§ EXERCISE PROMPT:
Please work out how many lines in the entries below include the string "true", and reply with the number alone.

□ □ □ □ □

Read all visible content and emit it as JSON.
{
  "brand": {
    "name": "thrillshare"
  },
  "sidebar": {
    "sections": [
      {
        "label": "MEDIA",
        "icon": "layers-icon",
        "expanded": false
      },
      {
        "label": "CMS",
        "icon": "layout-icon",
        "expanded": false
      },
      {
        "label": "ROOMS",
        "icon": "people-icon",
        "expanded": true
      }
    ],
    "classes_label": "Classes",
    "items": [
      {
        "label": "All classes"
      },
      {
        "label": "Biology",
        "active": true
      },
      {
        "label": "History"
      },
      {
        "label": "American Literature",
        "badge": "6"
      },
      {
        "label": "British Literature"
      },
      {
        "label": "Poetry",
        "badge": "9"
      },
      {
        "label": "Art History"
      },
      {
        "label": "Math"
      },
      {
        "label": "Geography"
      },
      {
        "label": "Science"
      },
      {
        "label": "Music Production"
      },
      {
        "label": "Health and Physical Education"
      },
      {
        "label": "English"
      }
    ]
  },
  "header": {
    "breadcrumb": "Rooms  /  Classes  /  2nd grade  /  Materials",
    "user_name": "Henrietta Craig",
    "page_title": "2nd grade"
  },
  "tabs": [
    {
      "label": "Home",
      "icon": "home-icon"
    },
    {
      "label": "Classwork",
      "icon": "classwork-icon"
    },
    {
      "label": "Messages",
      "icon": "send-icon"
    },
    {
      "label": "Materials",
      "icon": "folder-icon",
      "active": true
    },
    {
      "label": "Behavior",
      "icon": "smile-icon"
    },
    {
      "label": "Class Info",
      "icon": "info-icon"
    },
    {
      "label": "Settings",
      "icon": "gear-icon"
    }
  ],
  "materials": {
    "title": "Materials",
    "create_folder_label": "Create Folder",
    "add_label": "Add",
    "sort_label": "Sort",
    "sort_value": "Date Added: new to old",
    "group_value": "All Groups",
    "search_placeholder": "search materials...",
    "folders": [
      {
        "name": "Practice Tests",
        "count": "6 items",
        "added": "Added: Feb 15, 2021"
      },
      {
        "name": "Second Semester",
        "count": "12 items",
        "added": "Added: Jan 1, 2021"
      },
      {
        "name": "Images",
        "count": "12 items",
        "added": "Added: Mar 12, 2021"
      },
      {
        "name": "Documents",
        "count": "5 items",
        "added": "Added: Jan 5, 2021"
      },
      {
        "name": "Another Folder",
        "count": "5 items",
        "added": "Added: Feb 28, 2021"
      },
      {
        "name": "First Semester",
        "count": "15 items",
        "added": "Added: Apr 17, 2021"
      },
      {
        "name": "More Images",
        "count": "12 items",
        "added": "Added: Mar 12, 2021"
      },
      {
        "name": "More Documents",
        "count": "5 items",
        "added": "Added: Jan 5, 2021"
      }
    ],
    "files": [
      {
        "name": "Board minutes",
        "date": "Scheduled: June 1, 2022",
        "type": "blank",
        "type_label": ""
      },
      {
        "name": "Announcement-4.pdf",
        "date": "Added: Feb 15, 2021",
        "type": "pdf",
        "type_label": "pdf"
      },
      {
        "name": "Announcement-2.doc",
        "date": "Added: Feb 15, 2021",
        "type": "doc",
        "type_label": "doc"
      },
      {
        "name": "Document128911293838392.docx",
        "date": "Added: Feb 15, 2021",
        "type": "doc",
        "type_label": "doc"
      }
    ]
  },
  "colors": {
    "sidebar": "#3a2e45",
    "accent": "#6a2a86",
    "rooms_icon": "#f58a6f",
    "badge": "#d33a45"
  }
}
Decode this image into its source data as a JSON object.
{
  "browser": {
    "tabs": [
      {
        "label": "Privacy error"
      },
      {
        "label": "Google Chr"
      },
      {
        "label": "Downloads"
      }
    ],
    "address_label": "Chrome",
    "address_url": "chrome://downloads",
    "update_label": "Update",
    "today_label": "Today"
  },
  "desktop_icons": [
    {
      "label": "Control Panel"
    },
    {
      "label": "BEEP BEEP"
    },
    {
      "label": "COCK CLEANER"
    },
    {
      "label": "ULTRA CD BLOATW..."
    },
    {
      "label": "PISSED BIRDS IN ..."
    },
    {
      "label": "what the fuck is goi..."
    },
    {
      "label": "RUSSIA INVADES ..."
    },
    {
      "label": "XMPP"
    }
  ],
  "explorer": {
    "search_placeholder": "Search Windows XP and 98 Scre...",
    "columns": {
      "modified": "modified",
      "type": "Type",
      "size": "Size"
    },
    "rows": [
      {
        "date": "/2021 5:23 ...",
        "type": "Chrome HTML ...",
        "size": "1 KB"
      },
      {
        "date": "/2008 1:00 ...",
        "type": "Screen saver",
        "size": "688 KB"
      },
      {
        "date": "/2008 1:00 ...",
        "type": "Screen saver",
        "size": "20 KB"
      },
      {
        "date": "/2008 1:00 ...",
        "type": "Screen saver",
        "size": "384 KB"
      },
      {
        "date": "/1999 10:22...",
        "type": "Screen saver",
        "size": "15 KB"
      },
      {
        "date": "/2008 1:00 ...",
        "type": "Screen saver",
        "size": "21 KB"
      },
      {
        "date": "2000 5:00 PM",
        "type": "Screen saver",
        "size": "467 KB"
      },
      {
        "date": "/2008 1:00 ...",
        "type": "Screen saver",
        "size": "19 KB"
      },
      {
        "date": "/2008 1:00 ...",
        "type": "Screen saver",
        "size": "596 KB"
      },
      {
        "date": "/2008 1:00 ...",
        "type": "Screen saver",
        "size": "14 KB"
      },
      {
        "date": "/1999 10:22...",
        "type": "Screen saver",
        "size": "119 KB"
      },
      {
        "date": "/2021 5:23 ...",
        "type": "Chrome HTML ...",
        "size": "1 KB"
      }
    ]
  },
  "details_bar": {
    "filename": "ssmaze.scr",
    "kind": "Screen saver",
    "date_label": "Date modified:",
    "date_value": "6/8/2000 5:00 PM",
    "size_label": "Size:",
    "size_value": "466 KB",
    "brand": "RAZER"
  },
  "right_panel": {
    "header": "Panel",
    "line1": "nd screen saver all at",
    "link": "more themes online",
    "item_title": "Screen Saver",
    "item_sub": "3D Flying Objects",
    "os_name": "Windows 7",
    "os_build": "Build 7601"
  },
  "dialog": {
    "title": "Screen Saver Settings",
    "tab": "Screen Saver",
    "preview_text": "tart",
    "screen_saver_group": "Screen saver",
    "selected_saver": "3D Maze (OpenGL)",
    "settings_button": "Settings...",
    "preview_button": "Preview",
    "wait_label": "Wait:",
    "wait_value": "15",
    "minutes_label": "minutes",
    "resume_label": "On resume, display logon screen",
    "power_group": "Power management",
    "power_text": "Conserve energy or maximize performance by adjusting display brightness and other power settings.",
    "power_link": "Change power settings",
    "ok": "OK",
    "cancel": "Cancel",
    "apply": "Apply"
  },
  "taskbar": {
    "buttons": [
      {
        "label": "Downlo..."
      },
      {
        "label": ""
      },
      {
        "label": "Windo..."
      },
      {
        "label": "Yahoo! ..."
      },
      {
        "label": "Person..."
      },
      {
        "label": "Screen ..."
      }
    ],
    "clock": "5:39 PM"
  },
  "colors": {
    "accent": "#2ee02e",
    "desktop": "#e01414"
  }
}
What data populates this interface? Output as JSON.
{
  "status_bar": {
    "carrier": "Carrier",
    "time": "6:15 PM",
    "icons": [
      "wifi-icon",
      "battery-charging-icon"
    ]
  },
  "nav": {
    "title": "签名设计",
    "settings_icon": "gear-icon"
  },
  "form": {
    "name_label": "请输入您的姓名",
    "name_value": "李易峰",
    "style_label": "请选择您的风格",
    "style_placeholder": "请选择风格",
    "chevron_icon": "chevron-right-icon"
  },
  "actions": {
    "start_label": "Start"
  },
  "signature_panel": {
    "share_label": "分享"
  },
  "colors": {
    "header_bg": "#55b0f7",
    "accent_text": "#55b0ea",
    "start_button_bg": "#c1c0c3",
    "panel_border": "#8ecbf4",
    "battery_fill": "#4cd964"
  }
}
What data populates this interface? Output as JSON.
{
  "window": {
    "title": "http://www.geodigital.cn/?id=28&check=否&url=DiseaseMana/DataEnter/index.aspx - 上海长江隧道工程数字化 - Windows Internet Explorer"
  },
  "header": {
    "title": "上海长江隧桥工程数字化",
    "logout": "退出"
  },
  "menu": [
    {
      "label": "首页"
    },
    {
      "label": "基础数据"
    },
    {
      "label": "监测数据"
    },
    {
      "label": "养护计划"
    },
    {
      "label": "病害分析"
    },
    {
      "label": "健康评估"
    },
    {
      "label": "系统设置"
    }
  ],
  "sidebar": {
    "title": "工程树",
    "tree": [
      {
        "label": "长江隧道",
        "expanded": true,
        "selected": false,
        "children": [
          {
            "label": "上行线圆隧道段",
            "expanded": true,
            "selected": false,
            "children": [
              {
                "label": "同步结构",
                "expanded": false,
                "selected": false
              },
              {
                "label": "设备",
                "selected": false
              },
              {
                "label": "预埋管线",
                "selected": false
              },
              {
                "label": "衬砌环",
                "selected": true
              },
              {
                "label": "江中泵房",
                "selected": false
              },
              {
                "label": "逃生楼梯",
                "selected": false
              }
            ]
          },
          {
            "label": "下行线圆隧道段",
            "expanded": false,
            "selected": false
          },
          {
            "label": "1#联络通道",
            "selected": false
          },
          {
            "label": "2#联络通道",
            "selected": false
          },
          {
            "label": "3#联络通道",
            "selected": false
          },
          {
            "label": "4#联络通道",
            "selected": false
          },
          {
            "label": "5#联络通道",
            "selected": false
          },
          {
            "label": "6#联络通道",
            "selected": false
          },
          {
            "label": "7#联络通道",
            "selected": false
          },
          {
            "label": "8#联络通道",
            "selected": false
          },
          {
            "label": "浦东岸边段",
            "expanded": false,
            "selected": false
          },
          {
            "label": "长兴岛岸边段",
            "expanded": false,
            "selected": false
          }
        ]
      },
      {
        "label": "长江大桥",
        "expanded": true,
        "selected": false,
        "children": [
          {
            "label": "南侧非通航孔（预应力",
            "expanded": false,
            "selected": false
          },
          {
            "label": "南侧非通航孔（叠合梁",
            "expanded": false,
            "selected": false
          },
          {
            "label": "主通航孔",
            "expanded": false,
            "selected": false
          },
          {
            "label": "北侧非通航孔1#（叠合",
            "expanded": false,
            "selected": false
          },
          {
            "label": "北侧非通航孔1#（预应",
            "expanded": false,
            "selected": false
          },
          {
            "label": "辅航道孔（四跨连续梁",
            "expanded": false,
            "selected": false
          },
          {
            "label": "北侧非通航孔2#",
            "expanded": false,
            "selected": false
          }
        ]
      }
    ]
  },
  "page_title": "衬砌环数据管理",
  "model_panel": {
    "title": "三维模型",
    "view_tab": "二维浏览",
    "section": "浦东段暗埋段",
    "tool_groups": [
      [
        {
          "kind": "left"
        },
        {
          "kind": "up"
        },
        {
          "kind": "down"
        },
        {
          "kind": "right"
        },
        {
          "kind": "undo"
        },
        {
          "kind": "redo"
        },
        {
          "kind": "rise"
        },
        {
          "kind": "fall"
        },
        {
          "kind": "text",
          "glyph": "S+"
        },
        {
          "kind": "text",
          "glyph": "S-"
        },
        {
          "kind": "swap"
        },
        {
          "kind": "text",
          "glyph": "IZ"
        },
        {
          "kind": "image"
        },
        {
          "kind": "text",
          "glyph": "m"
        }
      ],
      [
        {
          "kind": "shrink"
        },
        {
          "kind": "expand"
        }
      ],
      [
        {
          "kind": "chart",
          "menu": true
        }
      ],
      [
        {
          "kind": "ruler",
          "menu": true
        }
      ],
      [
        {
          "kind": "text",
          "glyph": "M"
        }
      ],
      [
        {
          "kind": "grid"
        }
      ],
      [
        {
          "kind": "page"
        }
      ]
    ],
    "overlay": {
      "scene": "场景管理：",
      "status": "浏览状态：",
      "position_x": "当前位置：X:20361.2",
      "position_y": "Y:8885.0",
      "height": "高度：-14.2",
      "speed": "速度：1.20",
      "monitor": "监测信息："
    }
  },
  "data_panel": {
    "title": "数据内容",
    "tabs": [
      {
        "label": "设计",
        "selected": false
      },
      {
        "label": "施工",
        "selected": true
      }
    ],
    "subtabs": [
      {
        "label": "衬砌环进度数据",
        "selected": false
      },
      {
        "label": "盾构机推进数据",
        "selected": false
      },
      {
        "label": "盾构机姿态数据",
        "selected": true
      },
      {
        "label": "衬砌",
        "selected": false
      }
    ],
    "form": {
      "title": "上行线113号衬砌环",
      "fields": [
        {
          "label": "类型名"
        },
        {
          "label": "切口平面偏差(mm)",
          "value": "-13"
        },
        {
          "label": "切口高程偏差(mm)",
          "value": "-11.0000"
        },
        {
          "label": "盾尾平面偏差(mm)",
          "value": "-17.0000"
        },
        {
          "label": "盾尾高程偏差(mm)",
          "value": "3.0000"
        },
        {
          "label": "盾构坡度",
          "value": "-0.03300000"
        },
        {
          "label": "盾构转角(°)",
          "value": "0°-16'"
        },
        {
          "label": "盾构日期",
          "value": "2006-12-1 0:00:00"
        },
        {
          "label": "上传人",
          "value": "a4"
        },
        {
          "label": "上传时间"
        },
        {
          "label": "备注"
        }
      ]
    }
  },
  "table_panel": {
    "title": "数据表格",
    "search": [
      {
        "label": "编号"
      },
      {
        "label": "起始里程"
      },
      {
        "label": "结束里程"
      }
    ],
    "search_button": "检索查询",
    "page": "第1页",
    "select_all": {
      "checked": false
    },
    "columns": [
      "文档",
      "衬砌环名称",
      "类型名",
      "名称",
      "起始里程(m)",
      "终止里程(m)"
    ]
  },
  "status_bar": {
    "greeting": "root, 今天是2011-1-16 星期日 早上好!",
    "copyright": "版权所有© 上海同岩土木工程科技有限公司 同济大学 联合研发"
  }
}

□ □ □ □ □

§ OUTPUT FOR THIS TASK:
11